I suppose I should have known the history of the area, but apparently I wasn’t as up on my Civil War and Indian history as I am now. I really wish I had known or had at least taken more time reading the many signs in the area, because I could have figured out what a great area we were in. During the Nickajack Expedition which occurred in the 18th century, Lookout Mountain would become a last stand for the Chickamauga Cherokee, who were followers of Chief Dragging Canoe, who opposed the peace treaty between Native Americans and the American settlers. The peace treaty was signed in 1777. Most of the Chickamauga Cherokee agreed to the treaty, but a small band followed Chief Dragging Canoe, and they went to battle in the late summer through the fall of 1794. The final battle, and the point that Chief Dragging Canoe’s warriors would lose the fight took place on Lookout Mountain. The Indians were no match for the military might of the army, and after wounding only 3 of the militia, the villages of Nickajack Town and Running Water Town were destroyed, leaving seventy Cherokee dead.

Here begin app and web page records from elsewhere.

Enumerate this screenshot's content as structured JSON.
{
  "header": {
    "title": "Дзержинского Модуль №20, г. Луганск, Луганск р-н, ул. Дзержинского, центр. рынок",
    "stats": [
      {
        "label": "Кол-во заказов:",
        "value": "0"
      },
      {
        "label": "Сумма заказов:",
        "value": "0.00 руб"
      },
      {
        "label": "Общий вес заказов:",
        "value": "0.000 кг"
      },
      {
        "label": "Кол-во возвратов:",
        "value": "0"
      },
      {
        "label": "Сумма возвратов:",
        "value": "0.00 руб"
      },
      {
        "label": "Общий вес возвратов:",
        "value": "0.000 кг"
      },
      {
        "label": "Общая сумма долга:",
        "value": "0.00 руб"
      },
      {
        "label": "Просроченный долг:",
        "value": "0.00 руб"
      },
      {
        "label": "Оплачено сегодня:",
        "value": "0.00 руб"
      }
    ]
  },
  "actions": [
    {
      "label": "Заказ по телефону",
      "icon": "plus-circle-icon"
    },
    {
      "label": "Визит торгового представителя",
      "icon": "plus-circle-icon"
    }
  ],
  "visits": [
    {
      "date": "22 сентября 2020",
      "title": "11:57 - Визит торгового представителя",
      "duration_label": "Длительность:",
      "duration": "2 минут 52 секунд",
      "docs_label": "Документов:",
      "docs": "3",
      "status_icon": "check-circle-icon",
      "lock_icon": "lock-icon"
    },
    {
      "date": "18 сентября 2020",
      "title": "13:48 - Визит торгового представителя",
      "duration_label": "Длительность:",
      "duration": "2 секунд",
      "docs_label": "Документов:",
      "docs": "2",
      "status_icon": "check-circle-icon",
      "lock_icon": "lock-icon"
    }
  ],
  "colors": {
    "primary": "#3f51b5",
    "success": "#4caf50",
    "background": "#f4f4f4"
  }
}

The Civil War battle that made Lookout mountain famous took place on November 24, 1863 and was a part of the Chattanooga Campaign. Major General Joseph Hooker defeated the Confederate forces who were under the command of Major General Carter Stevenson. Lookout mountain has an excellent view of the Tennessee River, making it a perfect stronghold. It also held a perfect view of the Union supply lines, so if the Confederate army wanted to starve out the Union army, they needed Lookout Mountain, and if the Union army wanted to keep their supply lines clear, they needed Lookout Mountain. One of the hardest places to fight a battle is a mountain…at least for the side who is at the bottom of the mountain. They are far too visible to fight the battle easily. So, after calling for reinforcements, Major General Joseph Hooker went into battle. It was a must win situation. If they lost the Union soldiers would be starved into surrender.
Looking back now on our visit makes everything we saw seem much more interesting. In my memory files, I can pull out the different views of our visit to Lookout Mountain, and I can visualize the exact view the Confederate soldiers had, and knowing that there was virtually no place to hide, I can’t help but wonder how the Union soldiers managed to win that battle. I suppose that it was partly the numbers of soldiers, with the Union having more than 1,000 more, but more importantly, I think it was the fact that they surrounded the Confederate soldiers, leaving them with too many sides to cover. Our trip to Lookout Mountain, Ruby Falls, and Rock City has taken on a whole new meaning for me. I wish I had known it then. I would have really enjoyed that stroll through history. The great thing is that my pictures, memories, and a little look at history can take me back to visit again.